Introduction • The iPad is a tablet computer designed and developed by Apple. It is particularly marketed as a platform for audio and visual media such as books, periodicals, movies, music, and games, as well as web content. At about 700 grams (25 ounces), its size and weight are between those of most contemporary smartphones and laptop computers. Apple released the iPad in April 2010, and sold 3 million of the devices in 80 days.
History • Apple's first tablet computer was the Newton MessagePad 100, introduced in 1993, which led to the creation of the ARM6 processor core with Acorn Computers. Apple also developed a prototype PowerBook Duo-based tablet, the PenLite, but in order to avoid hurting MessagePad sales did not sell it. Apple released several more Newton-based PDAs, and discontinued the last, the MessagePad 2100, in 1998.
Audio and output • The iPad has two internal speakers that push mono sound through two small sealed channels to the three audio ports carved into the bottom-right of the unit.A volume switch is on the right side of the unit. • A 3.5-mm TRS connector audio-out jack on the top-left corner of the device provides stereo sound for headphones with or without microphones and/or volume controls. The iPad also contains a microphone that can be used for voice recording. • The built-in Bluetooth 2.1 + EDR interface allows wireless headphones and keyboards to be used with the iPad. However, the iOS does not currently support file transfer via Bluetooth. iPad also features 1024 x 768 VGA video output for connecting an external display or television.
Power and battery • The iPad uses an internal rechargeable lithium-ion polymer battery.
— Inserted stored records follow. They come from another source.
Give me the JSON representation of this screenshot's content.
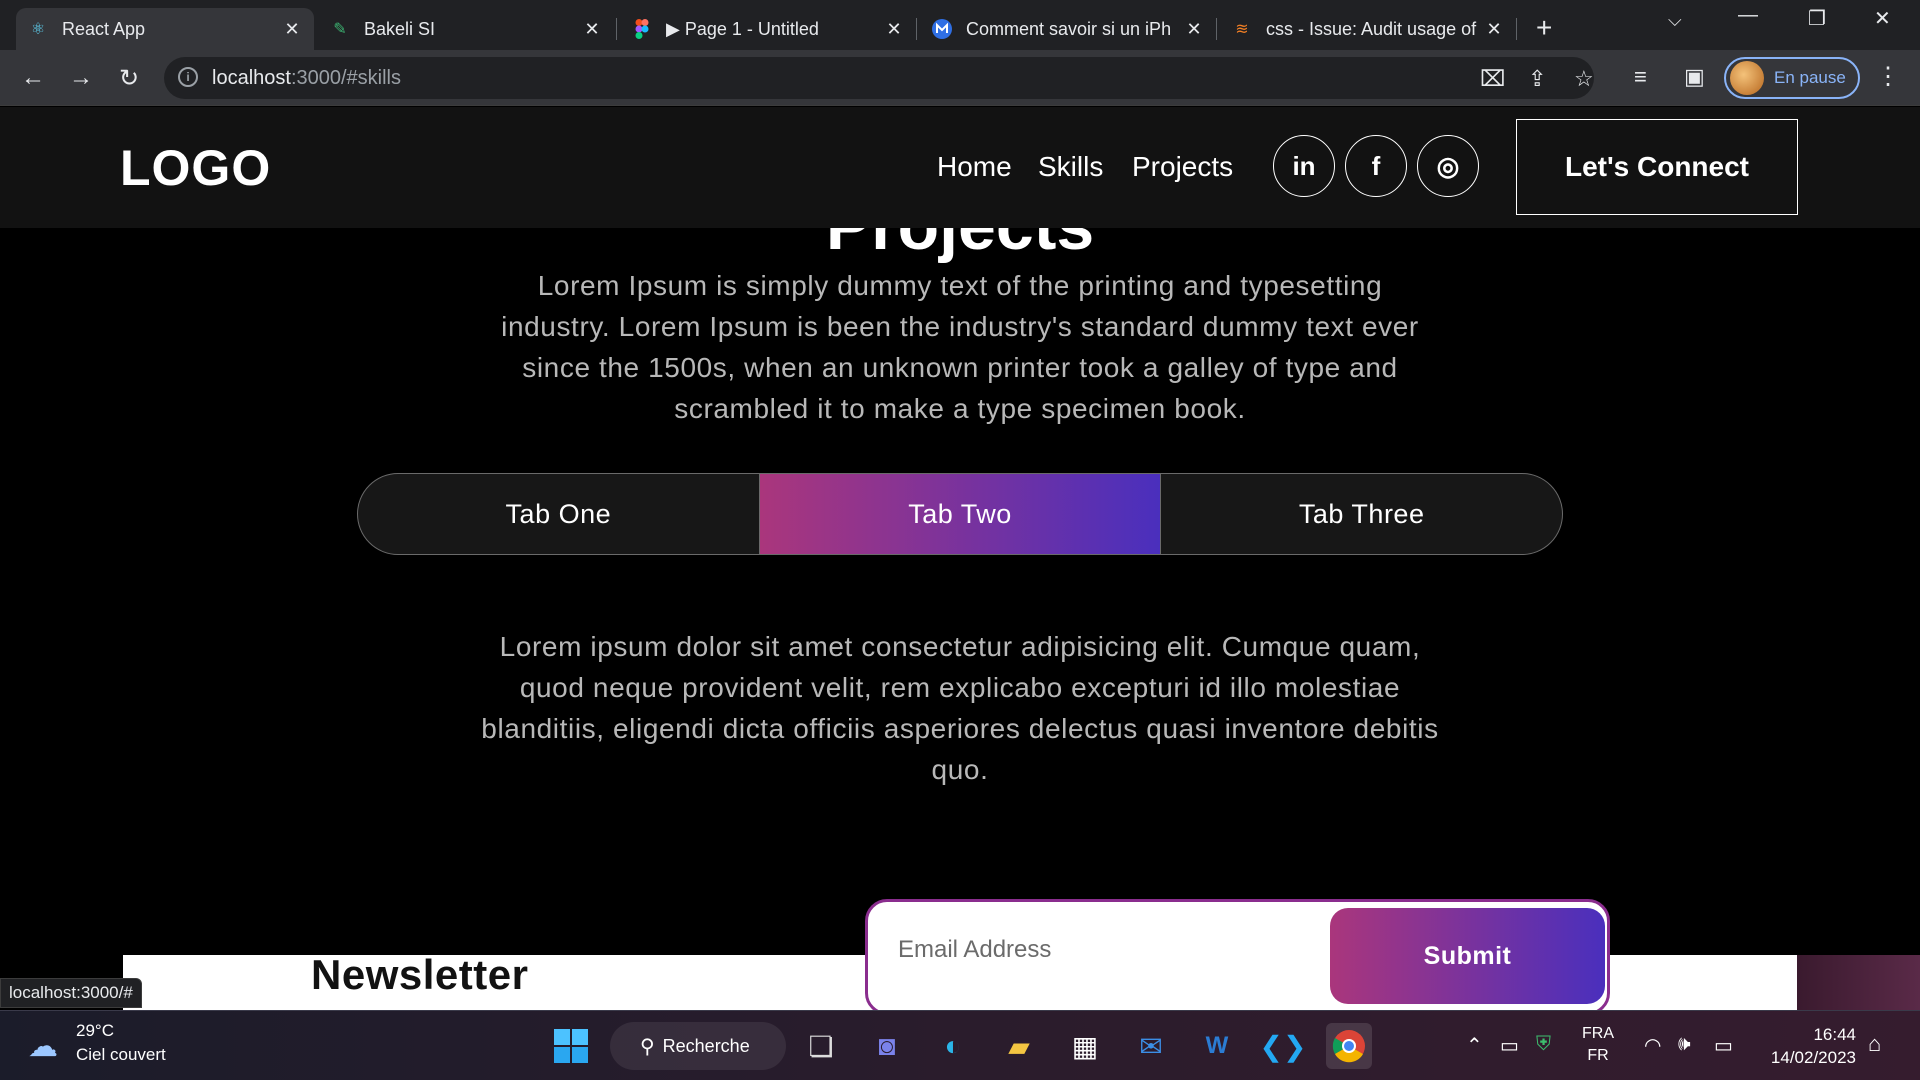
{
  "browser": {
    "tabs": [
      {
        "title": "React App",
        "favicon": "react-icon",
        "active": true
      },
      {
        "title": "Bakeli SI",
        "favicon": "bakeli-icon",
        "active": false
      },
      {
        "title": "▶ Page 1 - Untitled",
        "favicon": "figma-icon",
        "active": false
      },
      {
        "title": "Comment savoir si un iPh",
        "favicon": "malwarebytes-icon",
        "active": false
      },
      {
        "title": "css - Issue: Audit usage of",
        "favicon": "stackoverflow-icon",
        "active": false
      }
    ],
    "url_host": "localhost",
    "url_path": ":3000/#skills",
    "profile_label": "En pause",
    "status_url": "localhost:3000/#"
  },
  "site": {
    "logo": "LOGO",
    "nav": [
      "Home",
      "Skills",
      "Projects"
    ],
    "social": [
      "in",
      "f",
      "◎"
    ],
    "connect_label": "Let's Connect",
    "section_heading": "Projects",
    "intro": "Lorem Ipsum is simply dummy text of the printing and typesetting industry. Lorem Ipsum is been the industry's standard dummy text ever since the 1500s, when an unknown printer took a galley of type and scrambled it to make a type specimen book.",
    "tabs": [
      {
        "label": "Tab One",
        "active": false
      },
      {
        "label": "Tab Two",
        "active": true
      },
      {
        "label": "Tab Three",
        "active": false
      }
    ],
    "tab_text": "Lorem ipsum dolor sit amet consectetur adipisicing elit. Cumque quam, quod neque provident velit, rem explicabo excepturi id illo molestiae blanditiis, eligendi dicta officiis asperiores delectus quasi inventore debitis quo.",
    "newsletter_title": "Newsletter",
    "email_placeholder": "Email Address",
    "submit_label": "Submit",
    "accent_gradient": [
      "#aa367c",
      "#4a2fbd"
    ]
  },
  "taskbar": {
    "weather_temp": "29°C",
    "weather_desc": "Ciel couvert",
    "search_label": "Recherche",
    "lang_top": "FRA",
    "lang_bottom": "FR",
    "time": "16:44",
    "date": "14/02/2023"
  }
}
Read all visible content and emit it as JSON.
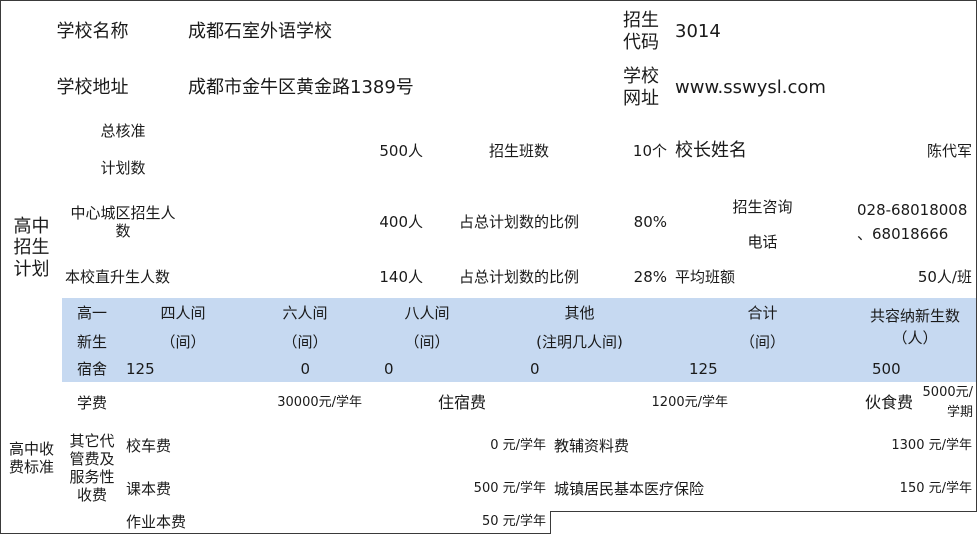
{
  "school": {
    "name_label": "学校名称",
    "name": "成都石室外语学校",
    "code_label_1": "招生",
    "code_label_2": "代码",
    "code": "3014",
    "address_label": "学校地址",
    "address": "成都市金牛区黄金路1389号",
    "site_label_1": "学校",
    "site_label_2": "网址",
    "site": "www.sswysl.com"
  },
  "plan": {
    "section_label_1": "高中",
    "section_label_2": "招生",
    "section_label_3": "计划",
    "total_label_1": "总核准",
    "total_label_2": "计划数",
    "total_value": "500人",
    "classes_label": "招生班数",
    "classes_value": "10个",
    "principal_label": "校长姓名",
    "principal_value": "陈代军",
    "central_label": "中心城区招生人数",
    "central_value": "400人",
    "ratio_label": "占总计划数的比例",
    "central_ratio": "80%",
    "consult_label_1": "招生咨询",
    "consult_label_2": "电话",
    "phone_1": "028-68018008",
    "phone_2": "、68018666",
    "direct_label": "本校直升生人数",
    "direct_value": "140人",
    "direct_ratio": "28%",
    "avg_label": "平均班额",
    "avg_value": "50人/班"
  },
  "dorm": {
    "row_labels": [
      "高一",
      "新生",
      "宿舍"
    ],
    "headers": [
      {
        "top": "四人间",
        "sub": "（间）"
      },
      {
        "top": "六人间",
        "sub": "（间）"
      },
      {
        "top": "八人间",
        "sub": "（间）"
      },
      {
        "top": "其他",
        "sub": "(注明几人间)"
      },
      {
        "top": "合计",
        "sub": "（间）"
      }
    ],
    "capacity_label_1": "共容纳新生数",
    "capacity_label_2": "（人）",
    "values": [
      "125",
      "0",
      "0",
      "0",
      "125"
    ],
    "capacity_value": "500"
  },
  "fees": {
    "section_label": "高中收费标准",
    "tuition_label": "学费",
    "tuition_value": "30000元/学年",
    "lodging_label": "住宿费",
    "lodging_value": "1200元/学年",
    "meal_label": "伙食费",
    "meal_value_1": "5000元/",
    "meal_value_2": "学期",
    "other_label": "其它代管费及服务性收费",
    "items": [
      {
        "label": "校车费",
        "value": "0 元/学年"
      },
      {
        "label": "教辅资料费",
        "value": "1300 元/学年"
      },
      {
        "label": "课本费",
        "value": "500 元/学年"
      },
      {
        "label": "城镇居民基本医疗保险",
        "value": "150 元/学年"
      },
      {
        "label": "作业本费",
        "value": "50 元/学年"
      }
    ]
  }
}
The batteries are made in Taiwan by Simplo Technology, which makes 60% of them, and Dynapack International Technology.The iPad is designed to be charged with a high current (2 amperes) using the included USB 10 W power adapter. While it can be charged by a standard USB port from a computer, these are limited to 500 milliamperes (half an amp). As a result, if the iPad is turned on while being charged with a normal USB computer port, it will charge much more slowly, if at all. • Apple claims that the iPad's battery can provide up to 10 hours of video, 140 hours of audio playback, or one month on standby. Like any battery technology, the iPad's LiPo battery loses capacity over time, but is not designed to be user-replaceable. In a program similar to the battery-replacement program for the iPod and the original iPhone, Apple will replace an iPad that does not hold an electrical charge with a refurbished iPad for a fee of US $99 (plus $6.95 shipping).
Reviews Reviews of the iPad have been generally favourable. Walt Mossberg of The Wall Street Journal called it a "pretty close" laptop killer. David Pogue of The New York Times wrote a "dual" review, one part for technology-minded people, and the other part for non-technology-minded people. In the former section, he notes that a laptop offers more features for a cheaper price than the iPad. In his review for the latter audience, however, he claims that if his readers like the concept of the device and can understand what its intended uses are, then they will enjoy using the device.PC Magazine's Tim Gideon wrote, "you have yourself a winner" that "will undoubtedly be a driving force in shaping the emerging tablet landscape.“Michael Arrington of TechCrunch said, "the iPad beats even my most optimistic expectations. This is a new category of device. But it also will replace laptops for many people." PC World criticized the iPad's slim file-sharing and printing abilities,and Ars Technica said sharing files with a computer is "without a doubt one of our least favourite parts of the iPad experience."